**What you are asked to do**
Scan the records below for the string "JSON" and return every line where it appears.
[Extracted entries — start]
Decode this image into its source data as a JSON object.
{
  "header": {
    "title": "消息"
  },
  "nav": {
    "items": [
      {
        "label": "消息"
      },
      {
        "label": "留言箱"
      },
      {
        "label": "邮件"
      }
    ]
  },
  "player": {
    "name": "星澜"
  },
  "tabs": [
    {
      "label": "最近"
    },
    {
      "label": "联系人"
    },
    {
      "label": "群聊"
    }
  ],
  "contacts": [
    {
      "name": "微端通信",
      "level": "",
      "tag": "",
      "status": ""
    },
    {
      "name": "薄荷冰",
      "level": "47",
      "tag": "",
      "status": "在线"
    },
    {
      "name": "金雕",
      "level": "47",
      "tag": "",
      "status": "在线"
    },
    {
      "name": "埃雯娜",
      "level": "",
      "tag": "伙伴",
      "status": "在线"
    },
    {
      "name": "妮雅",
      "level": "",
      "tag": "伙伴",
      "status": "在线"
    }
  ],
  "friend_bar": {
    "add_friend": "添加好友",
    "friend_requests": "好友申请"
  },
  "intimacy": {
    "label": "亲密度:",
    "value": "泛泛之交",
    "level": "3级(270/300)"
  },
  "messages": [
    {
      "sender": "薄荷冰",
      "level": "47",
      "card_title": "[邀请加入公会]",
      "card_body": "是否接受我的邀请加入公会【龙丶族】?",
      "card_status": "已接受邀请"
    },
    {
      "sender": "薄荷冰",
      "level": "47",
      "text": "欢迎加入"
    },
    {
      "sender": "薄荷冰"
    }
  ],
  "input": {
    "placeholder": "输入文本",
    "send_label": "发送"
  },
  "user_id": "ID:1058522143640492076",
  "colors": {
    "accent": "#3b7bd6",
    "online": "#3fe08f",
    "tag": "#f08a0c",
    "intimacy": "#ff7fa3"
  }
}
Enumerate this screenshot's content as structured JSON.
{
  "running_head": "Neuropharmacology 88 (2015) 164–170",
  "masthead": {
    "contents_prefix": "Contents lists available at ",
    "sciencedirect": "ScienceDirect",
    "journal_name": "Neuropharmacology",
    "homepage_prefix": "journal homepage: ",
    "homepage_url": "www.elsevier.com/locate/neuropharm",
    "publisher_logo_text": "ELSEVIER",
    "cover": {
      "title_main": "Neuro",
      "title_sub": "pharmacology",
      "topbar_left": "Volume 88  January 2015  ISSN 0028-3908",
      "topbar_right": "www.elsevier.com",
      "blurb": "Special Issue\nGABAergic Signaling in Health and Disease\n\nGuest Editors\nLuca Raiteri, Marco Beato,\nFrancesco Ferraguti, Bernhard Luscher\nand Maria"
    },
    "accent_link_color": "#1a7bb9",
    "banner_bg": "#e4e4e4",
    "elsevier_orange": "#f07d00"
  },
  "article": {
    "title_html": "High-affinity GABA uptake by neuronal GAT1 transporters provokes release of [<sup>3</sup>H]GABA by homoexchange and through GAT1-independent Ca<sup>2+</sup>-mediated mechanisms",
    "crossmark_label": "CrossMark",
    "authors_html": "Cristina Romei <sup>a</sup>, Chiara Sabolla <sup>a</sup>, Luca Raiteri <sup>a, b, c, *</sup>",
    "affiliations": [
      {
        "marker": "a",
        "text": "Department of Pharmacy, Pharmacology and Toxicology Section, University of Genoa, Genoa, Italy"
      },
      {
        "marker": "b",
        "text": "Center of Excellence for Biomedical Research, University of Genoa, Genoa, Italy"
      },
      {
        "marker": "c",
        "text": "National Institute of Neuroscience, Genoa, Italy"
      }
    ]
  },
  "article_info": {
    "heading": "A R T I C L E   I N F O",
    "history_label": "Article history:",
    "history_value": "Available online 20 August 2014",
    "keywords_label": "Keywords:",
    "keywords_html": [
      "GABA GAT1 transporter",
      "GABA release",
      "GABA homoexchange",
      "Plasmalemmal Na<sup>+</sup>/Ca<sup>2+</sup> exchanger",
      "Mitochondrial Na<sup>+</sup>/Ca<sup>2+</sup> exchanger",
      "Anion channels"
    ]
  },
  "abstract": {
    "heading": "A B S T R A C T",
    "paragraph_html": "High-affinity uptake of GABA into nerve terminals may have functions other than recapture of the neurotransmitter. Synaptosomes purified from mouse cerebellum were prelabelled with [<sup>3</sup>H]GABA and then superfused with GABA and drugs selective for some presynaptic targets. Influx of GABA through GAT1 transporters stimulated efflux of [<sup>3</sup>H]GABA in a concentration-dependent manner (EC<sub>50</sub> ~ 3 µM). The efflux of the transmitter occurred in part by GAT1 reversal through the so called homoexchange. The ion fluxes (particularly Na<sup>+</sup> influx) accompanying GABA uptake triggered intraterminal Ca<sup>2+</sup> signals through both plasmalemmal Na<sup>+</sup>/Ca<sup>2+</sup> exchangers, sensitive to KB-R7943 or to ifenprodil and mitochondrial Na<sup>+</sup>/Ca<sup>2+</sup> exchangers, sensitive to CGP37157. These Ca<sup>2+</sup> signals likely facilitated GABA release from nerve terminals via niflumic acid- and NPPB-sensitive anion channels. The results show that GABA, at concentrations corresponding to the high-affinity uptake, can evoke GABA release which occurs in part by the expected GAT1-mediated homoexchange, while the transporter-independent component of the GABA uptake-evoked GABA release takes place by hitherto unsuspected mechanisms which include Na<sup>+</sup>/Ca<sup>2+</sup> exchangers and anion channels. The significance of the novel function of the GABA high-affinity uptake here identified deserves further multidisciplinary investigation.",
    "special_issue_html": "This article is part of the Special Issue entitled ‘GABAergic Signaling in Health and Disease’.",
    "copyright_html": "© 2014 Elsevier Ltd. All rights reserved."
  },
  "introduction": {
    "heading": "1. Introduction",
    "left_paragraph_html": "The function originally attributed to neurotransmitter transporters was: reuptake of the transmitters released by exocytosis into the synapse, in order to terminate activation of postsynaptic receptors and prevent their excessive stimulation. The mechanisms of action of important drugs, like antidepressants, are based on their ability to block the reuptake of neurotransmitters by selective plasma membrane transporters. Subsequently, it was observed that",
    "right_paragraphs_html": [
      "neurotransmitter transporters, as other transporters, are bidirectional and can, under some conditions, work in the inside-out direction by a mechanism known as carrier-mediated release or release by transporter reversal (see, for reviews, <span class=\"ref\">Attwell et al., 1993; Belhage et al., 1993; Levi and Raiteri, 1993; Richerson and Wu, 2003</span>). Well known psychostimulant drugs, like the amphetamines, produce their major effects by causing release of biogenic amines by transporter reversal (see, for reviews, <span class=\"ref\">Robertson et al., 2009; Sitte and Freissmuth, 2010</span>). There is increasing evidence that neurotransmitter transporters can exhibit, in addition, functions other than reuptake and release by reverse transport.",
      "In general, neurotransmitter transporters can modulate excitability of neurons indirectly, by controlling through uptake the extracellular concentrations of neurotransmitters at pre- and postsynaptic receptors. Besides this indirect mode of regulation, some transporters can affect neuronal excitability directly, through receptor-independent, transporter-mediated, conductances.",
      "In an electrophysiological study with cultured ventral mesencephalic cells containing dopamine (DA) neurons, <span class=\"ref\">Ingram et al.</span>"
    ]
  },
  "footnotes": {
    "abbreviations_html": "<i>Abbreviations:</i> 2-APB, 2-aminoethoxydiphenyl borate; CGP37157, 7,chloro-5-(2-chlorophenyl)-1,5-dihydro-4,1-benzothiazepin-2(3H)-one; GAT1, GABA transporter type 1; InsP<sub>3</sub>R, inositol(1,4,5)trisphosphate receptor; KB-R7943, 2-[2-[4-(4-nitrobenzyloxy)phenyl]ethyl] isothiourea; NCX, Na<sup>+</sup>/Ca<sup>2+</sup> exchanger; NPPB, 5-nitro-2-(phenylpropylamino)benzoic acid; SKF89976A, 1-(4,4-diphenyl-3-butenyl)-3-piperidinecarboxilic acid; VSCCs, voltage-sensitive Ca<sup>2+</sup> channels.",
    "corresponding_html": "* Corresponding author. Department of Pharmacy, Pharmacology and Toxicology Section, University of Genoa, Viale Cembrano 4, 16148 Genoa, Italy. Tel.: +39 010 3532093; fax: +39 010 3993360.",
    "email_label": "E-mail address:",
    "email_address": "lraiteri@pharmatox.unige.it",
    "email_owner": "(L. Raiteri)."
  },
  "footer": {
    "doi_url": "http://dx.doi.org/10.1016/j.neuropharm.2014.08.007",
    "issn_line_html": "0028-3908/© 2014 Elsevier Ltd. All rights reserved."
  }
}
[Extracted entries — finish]
**Output for this exercise**
Decode this image into its source data as a JSON object.
Enumerate this screenshot's content as structured JSON.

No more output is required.